I also remember seeing an inspiring example of sustainability in Northern India. Traditional, village-based systems of harvesting the monsoon rains, developed over thousands of years, fell into disrepair in the 1950s when powerful pumps allowed groundwater to be extracted instead. But this was an unsustainable short-term solution. The groundwater was not being replenished. Levels dropped below the reach of the pumps, irrigation became impossible and the villages began to decline as people drifted away to look for work in the cities. The breakthrough here was advocated and led by a remarkable man called Rajendra Singh. He encouraged a local self-help approach to rebuilding the ancient system of dams and ponds and started harvesting the monsoon once again. Groundwater levels crept back up, having disappeared almost entirely. Previously dried up rivers started flowing again and, twenty years later, more than half a million people in Rajasthan benefit from this particular example of sustainability in action. What this example also shows is that where we learn to work with Nature rather than against her, we can live more sustainably. And as we all work to rebuild the global economy, it is perhaps just worth recalling what the economist Herman Daly wrote about the natural world, he said “it is the envelope that contains, sustains and provisions the economy” – not the other way around’. To be truly sustainable we have to begin by understanding that we can no longer live off Nature’s capital. Once it is gone, it cannot be replenished. 
So we need to put Nature’s capital and community capital at the heart of a reformed approach to economics which recognizes that the current system is inherently unsustainable and in many ways the cause of many of the problems threatening to overwhelm us.

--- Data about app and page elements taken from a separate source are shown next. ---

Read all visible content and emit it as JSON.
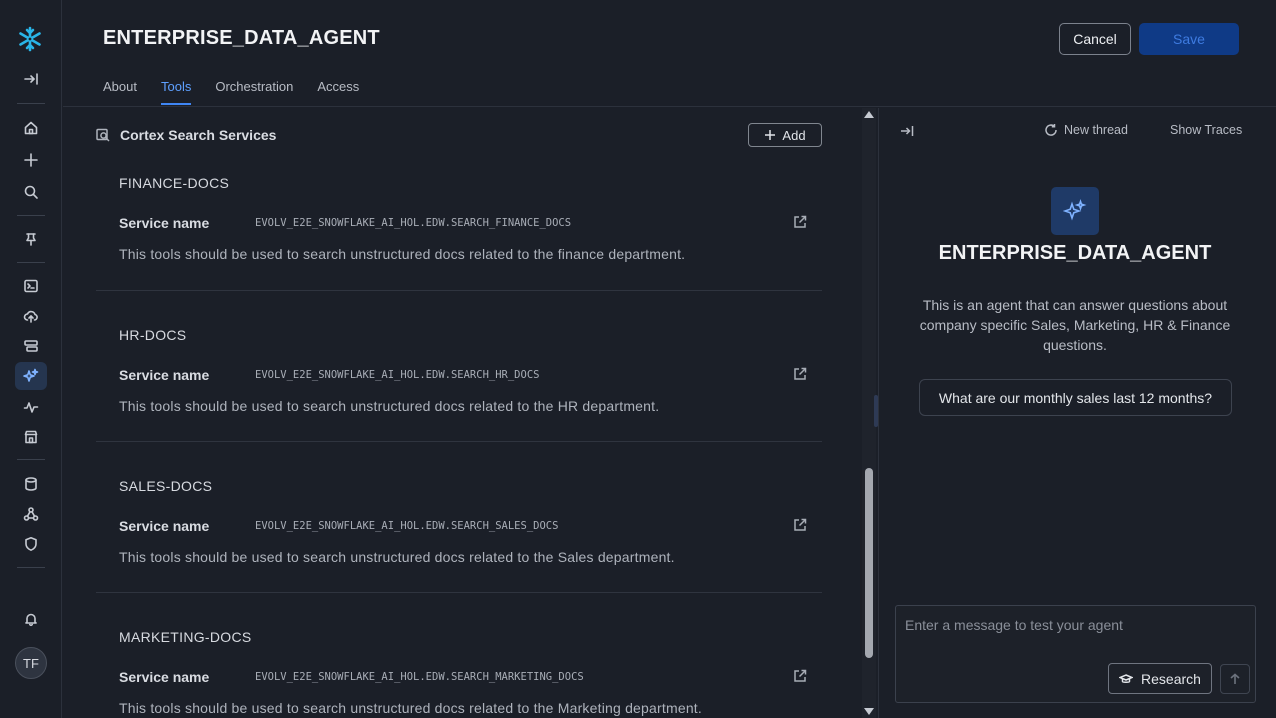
{
  "header": {
    "title": "ENTERPRISE_DATA_AGENT",
    "tabs": [
      {
        "label": "About",
        "active": false
      },
      {
        "label": "Tools",
        "active": true
      },
      {
        "label": "Orchestration",
        "active": false
      },
      {
        "label": "Access",
        "active": false
      }
    ],
    "cancel_label": "Cancel",
    "save_label": "Save"
  },
  "sidebar": {
    "icons": [
      "snowflake-logo",
      "expand-icon",
      "home-icon",
      "plus-icon",
      "search-icon",
      "pin-icon",
      "terminal-icon",
      "cloud-upload-icon",
      "data-icon",
      "ai-sparkle-icon",
      "activity-icon",
      "marketplace-icon",
      "database-icon",
      "network-icon",
      "shield-icon",
      "bell-icon"
    ],
    "active": "ai-sparkle-icon",
    "avatar_initials": "TF"
  },
  "tools": {
    "section_title": "Cortex Search Services",
    "add_label": "Add",
    "services": [
      {
        "name": "FINANCE-DOCS",
        "label": "Service name",
        "service_id": "EVOLV_E2E_SNOWFLAKE_AI_HOL.EDW.SEARCH_FINANCE_DOCS",
        "description": "This tools should be used to search unstructured docs related to the finance department."
      },
      {
        "name": "HR-DOCS",
        "label": "Service name",
        "service_id": "EVOLV_E2E_SNOWFLAKE_AI_HOL.EDW.SEARCH_HR_DOCS",
        "description": "This tools should be used to search unstructured docs related to the HR department."
      },
      {
        "name": "SALES-DOCS",
        "label": "Service name",
        "service_id": "EVOLV_E2E_SNOWFLAKE_AI_HOL.EDW.SEARCH_SALES_DOCS",
        "description": "This tools should be used to search unstructured docs related to the Sales department."
      },
      {
        "name": "MARKETING-DOCS",
        "label": "Service name",
        "service_id": "EVOLV_E2E_SNOWFLAKE_AI_HOL.EDW.SEARCH_MARKETING_DOCS",
        "description": "This tools should be used to search unstructured docs related to the Marketing department."
      }
    ]
  },
  "test_panel": {
    "new_thread_label": "New thread",
    "show_traces_label": "Show Traces",
    "agent_title": "ENTERPRISE_DATA_AGENT",
    "agent_description": "This is an agent that can answer questions about company specific Sales, Marketing, HR & Finance questions.",
    "suggestion": "What are our monthly sales last 12 months?",
    "input_placeholder": "Enter a message to test your agent",
    "research_label": "Research"
  },
  "colors": {
    "background": "#1b1f28",
    "accent": "#3f86f4",
    "save_button": "#0f3a86",
    "snowflake_logo": "#29b5e8"
  }
}
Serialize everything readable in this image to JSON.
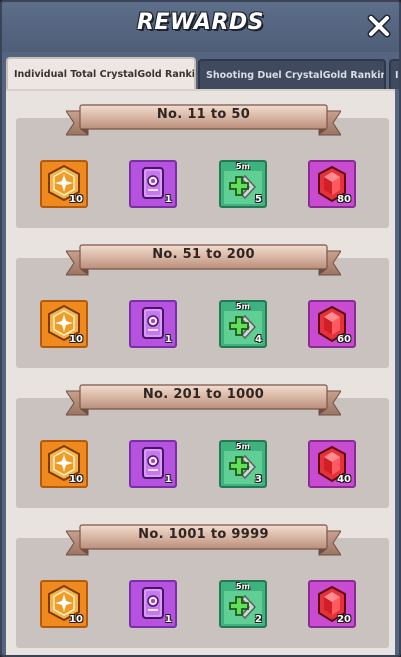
{
  "header": {
    "title": "REWARDS"
  },
  "tabs": [
    {
      "label": "Individual Total CrystalGold Ranking",
      "active": true
    },
    {
      "label": "Shooting Duel CrystalGold Ranking",
      "active": false
    },
    {
      "label": "I",
      "active": false
    }
  ],
  "sections": [
    {
      "label": "No. 11 to 50",
      "items": [
        {
          "icon": "badge-icon",
          "qty": "10"
        },
        {
          "icon": "card-icon",
          "qty": "1"
        },
        {
          "icon": "speedup-icon",
          "qty": "5",
          "badge": "5m"
        },
        {
          "icon": "ruby-icon",
          "qty": "80"
        }
      ]
    },
    {
      "label": "No. 51 to 200",
      "items": [
        {
          "icon": "badge-icon",
          "qty": "10"
        },
        {
          "icon": "card-icon",
          "qty": "1"
        },
        {
          "icon": "speedup-icon",
          "qty": "4",
          "badge": "5m"
        },
        {
          "icon": "ruby-icon",
          "qty": "60"
        }
      ]
    },
    {
      "label": "No. 201 to 1000",
      "items": [
        {
          "icon": "badge-icon",
          "qty": "10"
        },
        {
          "icon": "card-icon",
          "qty": "1"
        },
        {
          "icon": "speedup-icon",
          "qty": "3",
          "badge": "5m"
        },
        {
          "icon": "ruby-icon",
          "qty": "40"
        }
      ]
    },
    {
      "label": "No. 1001 to 9999",
      "items": [
        {
          "icon": "badge-icon",
          "qty": "10"
        },
        {
          "icon": "card-icon",
          "qty": "1"
        },
        {
          "icon": "speedup-icon",
          "qty": "2",
          "badge": "5m"
        },
        {
          "icon": "ruby-icon",
          "qty": "20"
        }
      ]
    }
  ],
  "colors": {
    "frame": "#55657f",
    "panel": "#e8e3de",
    "section": "#cac2be",
    "ribbon": "#d8b3a3",
    "badge_tile": "#f08a1f",
    "card_tile": "#b553e0",
    "speedup_tile": "#3fb27f",
    "ruby_tile": "#c84bd0"
  }
}
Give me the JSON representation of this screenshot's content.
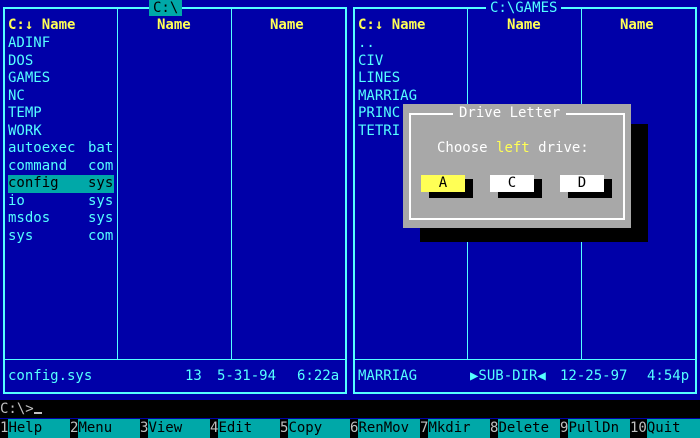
{
  "left_panel": {
    "title": "C:\\",
    "columns": [
      "C:↓ Name",
      "Name",
      "Name"
    ],
    "files": [
      {
        "name": "ADINF",
        "ext": ""
      },
      {
        "name": "DOS",
        "ext": ""
      },
      {
        "name": "GAMES",
        "ext": ""
      },
      {
        "name": "NC",
        "ext": ""
      },
      {
        "name": "TEMP",
        "ext": ""
      },
      {
        "name": "WORK",
        "ext": ""
      },
      {
        "name": "autoexec",
        "ext": "bat"
      },
      {
        "name": "command",
        "ext": "com"
      },
      {
        "name": "config",
        "ext": "sys"
      },
      {
        "name": "io",
        "ext": "sys"
      },
      {
        "name": "msdos",
        "ext": "sys"
      },
      {
        "name": "sys",
        "ext": "com"
      }
    ],
    "status": {
      "name": "config.sys",
      "size": "13",
      "date": "5-31-94",
      "time": "6:22a"
    }
  },
  "right_panel": {
    "title": "C:\\GAMES",
    "columns": [
      "C:↓ Name",
      "Name",
      "Name"
    ],
    "files": [
      {
        "name": "..",
        "ext": ""
      },
      {
        "name": "CIV",
        "ext": ""
      },
      {
        "name": "LINES",
        "ext": ""
      },
      {
        "name": "MARRIAG",
        "ext": ""
      },
      {
        "name": "PRINC",
        "ext": ""
      },
      {
        "name": "TETRI",
        "ext": ""
      }
    ],
    "status": {
      "name": "MARRIAG",
      "size": "▶SUB-DIR◀",
      "date": "12-25-97",
      "time": "4:54p"
    }
  },
  "dialog": {
    "title": "Drive Letter",
    "prompt_before": "Choose ",
    "prompt_highlight": "left",
    "prompt_after": " drive:",
    "drives": [
      "A",
      "C",
      "D"
    ],
    "selected_drive": "A"
  },
  "command_line": {
    "prompt": "C:\\>"
  },
  "keybar": [
    {
      "num": "1",
      "label": "Help"
    },
    {
      "num": "2",
      "label": "Menu"
    },
    {
      "num": "3",
      "label": "View"
    },
    {
      "num": "4",
      "label": "Edit"
    },
    {
      "num": "5",
      "label": "Copy"
    },
    {
      "num": "6",
      "label": "RenMov"
    },
    {
      "num": "7",
      "label": "Mkdir"
    },
    {
      "num": "8",
      "label": "Delete"
    },
    {
      "num": "9",
      "label": "PullDn"
    },
    {
      "num": "10",
      "label": "Quit"
    }
  ],
  "colors": {
    "background": "#0000a8",
    "frame": "#55ffff",
    "header": "#ffff55",
    "highlight": "#00a8a8",
    "dialog": "#a8a8a8"
  }
}
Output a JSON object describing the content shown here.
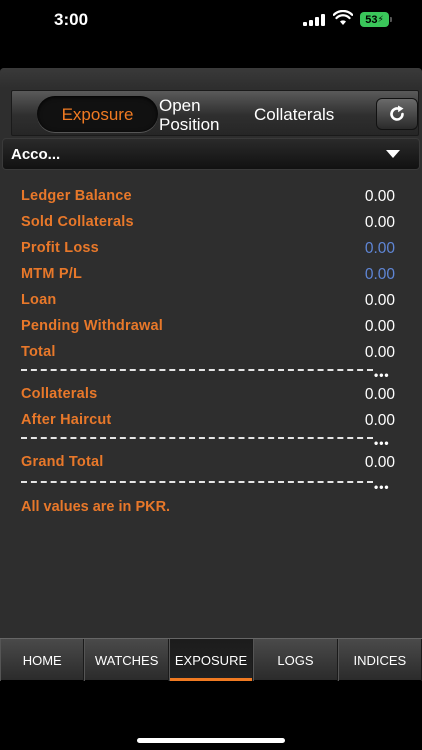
{
  "status_bar": {
    "time": "3:00",
    "battery": "53"
  },
  "tabs": {
    "exposure": "Exposure",
    "open_position_line1": "Open",
    "open_position_line2": "Position",
    "collaterals": "Collaterals"
  },
  "account_selector": {
    "value": "Acco..."
  },
  "rows": [
    {
      "label": "Ledger Balance",
      "value": "0.00"
    },
    {
      "label": "Sold Collaterals",
      "value": "0.00"
    },
    {
      "label": "Profit Loss",
      "value": "0.00"
    },
    {
      "label": "MTM P/L",
      "value": "0.00"
    },
    {
      "label": "Loan",
      "value": "0.00"
    },
    {
      "label": "Pending Withdrawal",
      "value": "0.00"
    },
    {
      "label": "Total",
      "value": "0.00"
    },
    {
      "label": "Collaterals",
      "value": "0.00"
    },
    {
      "label": "After Haircut",
      "value": "0.00"
    },
    {
      "label": "Grand Total",
      "value": "0.00"
    }
  ],
  "separator_tail": "•••",
  "note": "All values are in PKR.",
  "bottom_nav": [
    "HOME",
    "WATCHES",
    "EXPOSURE",
    "LOGS",
    "INDICES"
  ],
  "colors": {
    "accent": "#f07a22",
    "label": "#e8782a",
    "link_value": "#5f86d6",
    "background": "#2e2e2e"
  }
}
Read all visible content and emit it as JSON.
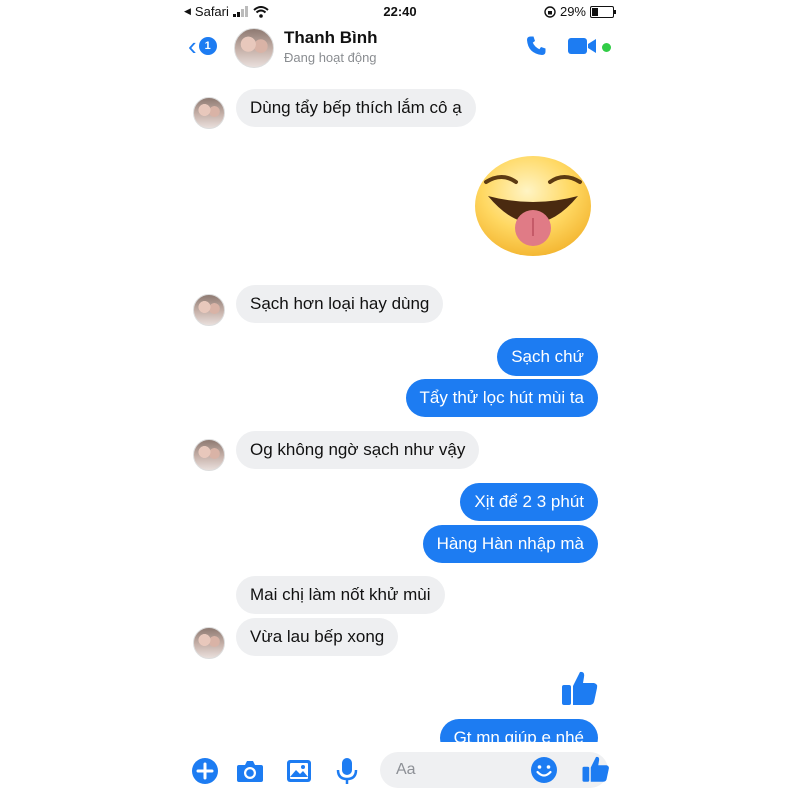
{
  "status_bar": {
    "carrier": "Safari",
    "time": "22:40",
    "battery": "29%",
    "battery_level": 0.29
  },
  "header": {
    "back_count": "1",
    "contact_name": "Thanh Bình",
    "contact_status": "Đang hoạt động"
  },
  "messages": {
    "m1": "Dùng tẩy bếp thích lắm cô ạ",
    "m2": "Sạch hơn loại hay dùng",
    "m3": "Sạch chứ",
    "m4": "Tẩy thử lọc hút mùi ta",
    "m5": "Og không ngờ sạch như vậy",
    "m6": "Xịt để 2 3 phút",
    "m7": "Hàng Hàn nhập mà",
    "m8": "Mai chị làm nốt khử mùi",
    "m9": "Vừa lau bếp xong",
    "m10": "Gt mn giúp e nhé"
  },
  "composer": {
    "placeholder": "Aa"
  },
  "colors": {
    "accent": "#1d7cf2",
    "incoming_bubble": "#eeeff1",
    "online": "#31cc46"
  }
}
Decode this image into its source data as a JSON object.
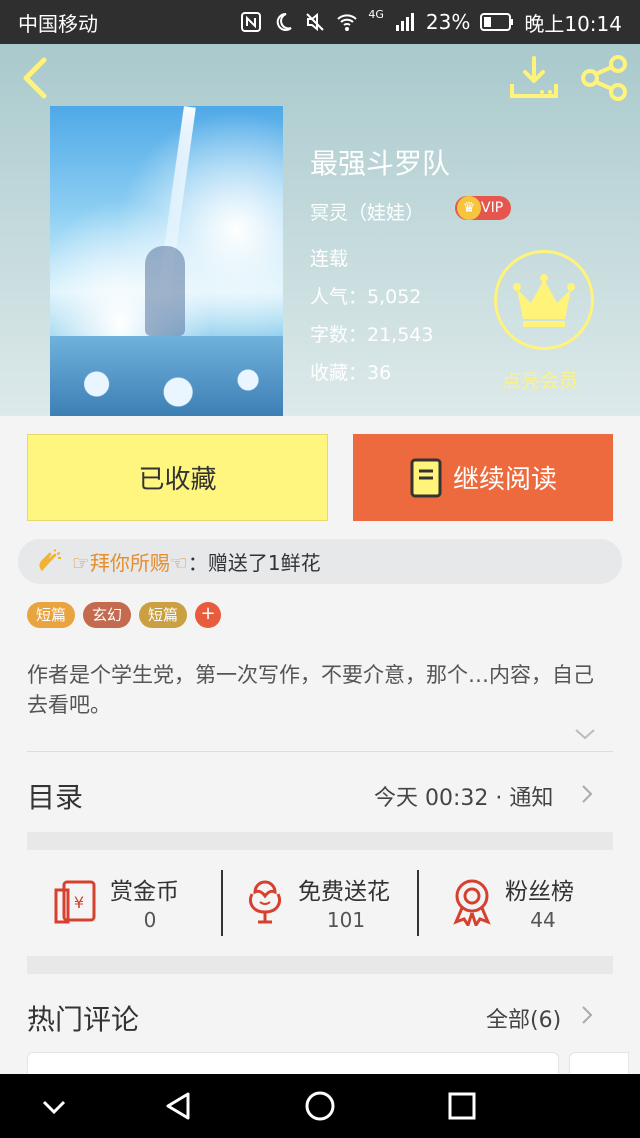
{
  "status_bar": {
    "carrier": "中国移动",
    "battery": "23%",
    "time": "晚上10:14",
    "net_label": "4G"
  },
  "book": {
    "title": "最强斗罗队",
    "author": "冥灵（娃娃）",
    "vip_badge": "VIP",
    "status": "连载",
    "popularity": "人气：5,052",
    "word_count": "字数：21,543",
    "favorites": "收藏：36",
    "vip_promo": "点亮会员"
  },
  "actions": {
    "collected_label": "已收藏",
    "continue_label": "继续阅读"
  },
  "gift": {
    "user": "☞拜你所赐☜",
    "text": "：赠送了1鲜花"
  },
  "tags": [
    {
      "label": "短篇",
      "color": "#e9a33f"
    },
    {
      "label": "玄幻",
      "color": "#c46a4f"
    },
    {
      "label": "短篇",
      "color": "#caa042"
    }
  ],
  "tag_add": "+",
  "description": "作者是个学生党，第一次写作，不要介意，那个…内容，自己去看吧。",
  "toc": {
    "title": "目录",
    "update": "今天 00:32 · 通知"
  },
  "features": [
    {
      "label": "赏金币",
      "count": "0",
      "icon": "red-envelope-icon"
    },
    {
      "label": "免费送花",
      "count": "101",
      "icon": "flower-icon"
    },
    {
      "label": "粉丝榜",
      "count": "44",
      "icon": "medal-icon"
    }
  ],
  "comments": {
    "title": "热门评论",
    "all_label": "全部(6)"
  },
  "colors": {
    "accent_orange": "#ec6a3d",
    "accent_yellow": "#fef67e",
    "vip_gold": "#fff37a",
    "icon_red": "#d6412f"
  }
}
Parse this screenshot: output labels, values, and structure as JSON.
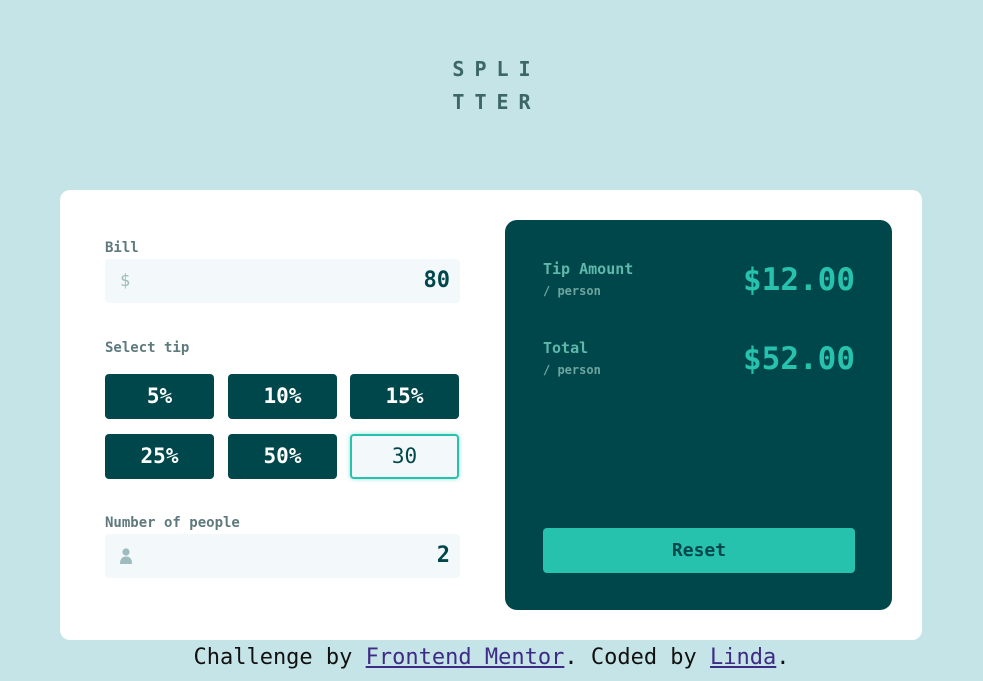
{
  "app": {
    "logo_line1": "SPLI",
    "logo_line2": "TTER"
  },
  "bill": {
    "label": "Bill",
    "prefix": "$",
    "value": "80"
  },
  "tip": {
    "label": "Select tip",
    "options": [
      "5%",
      "10%",
      "15%",
      "25%",
      "50%"
    ],
    "custom_value": "30"
  },
  "people": {
    "label": "Number of people",
    "value": "2"
  },
  "results": {
    "tip_label": "Tip Amount",
    "tip_sub": "/ person",
    "tip_value": "$12.00",
    "total_label": "Total",
    "total_sub": "/ person",
    "total_value": "$52.00",
    "reset_label": "Reset"
  },
  "footer": {
    "text1": "Challenge by ",
    "link1": "Frontend Mentor",
    "text2": ". Coded by ",
    "link2": "Linda",
    "text3": "."
  },
  "colors": {
    "background": "#c5e4e7",
    "dark_cyan": "#00474b",
    "accent": "#26c2ae"
  }
}
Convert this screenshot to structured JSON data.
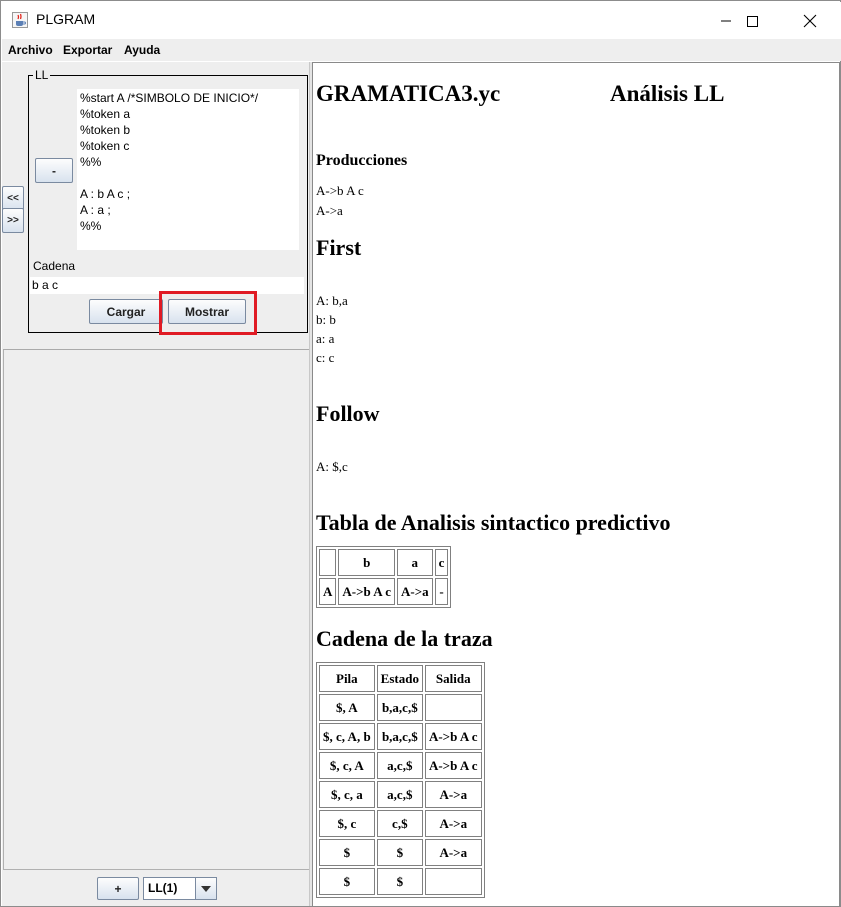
{
  "window": {
    "title": "PLGRAM"
  },
  "menu": {
    "items": [
      "Archivo",
      "Exportar",
      "Ayuda"
    ]
  },
  "left": {
    "group_title": "LL",
    "collapse_button": "-",
    "nav_left": "<<",
    "nav_right": ">>",
    "grammar_lines": [
      "%start A /*SIMBOLO DE INICIO*/",
      "%token a",
      "%token b",
      "%token c",
      "%%",
      "",
      "A : b A c ;",
      "A : a ;",
      "%%"
    ],
    "cadena_label": "Cadena",
    "cadena_value": "b a c",
    "cargar_label": "Cargar",
    "mostrar_label": "Mostrar",
    "add_label": "+",
    "combo_value": "LL(1)"
  },
  "report": {
    "file_name": "GRAMATICA3.yc",
    "analysis_title": "Análisis LL",
    "producciones_title": "Producciones",
    "producciones": [
      "A->b A c",
      "A->a"
    ],
    "first_title": "First",
    "first": [
      "A: b,a",
      "b: b",
      "a: a",
      "c: c"
    ],
    "follow_title": "Follow",
    "follow": [
      "A: $,c"
    ],
    "tabla_title": "Tabla de Analisis sintactico predictivo",
    "tabla": {
      "header": [
        "",
        "b",
        "a",
        "c"
      ],
      "rows": [
        [
          "A",
          "A->b A c",
          "A->a",
          "-"
        ]
      ]
    },
    "traza_title": "Cadena de la traza",
    "traza": {
      "header": [
        "Pila",
        "Estado",
        "Salida"
      ],
      "rows": [
        [
          "$, A",
          "b,a,c,$",
          ""
        ],
        [
          "$, c, A, b",
          "b,a,c,$",
          "A->b A c"
        ],
        [
          "$, c, A",
          "a,c,$",
          "A->b A c"
        ],
        [
          "$, c, a",
          "a,c,$",
          "A->a"
        ],
        [
          "$, c",
          "c,$",
          "A->a"
        ],
        [
          "$",
          "$",
          "A->a"
        ],
        [
          "$",
          "$",
          ""
        ]
      ]
    }
  }
}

Ladies and gentlemen, we are a frighteningly long way from establishing sustainability as the central organizing principle in the battle for survival of our species. But the potential breakthroughs showcased here today and the work which the Sustainable Development Commission has done under Jonathon’s inspired leadership show just what could be done if we have the courage to harness human ingenuity, take a few risks, break the straightjacket of conventional thinking and – above all – take the long-term view that our descendants will surely expect of us.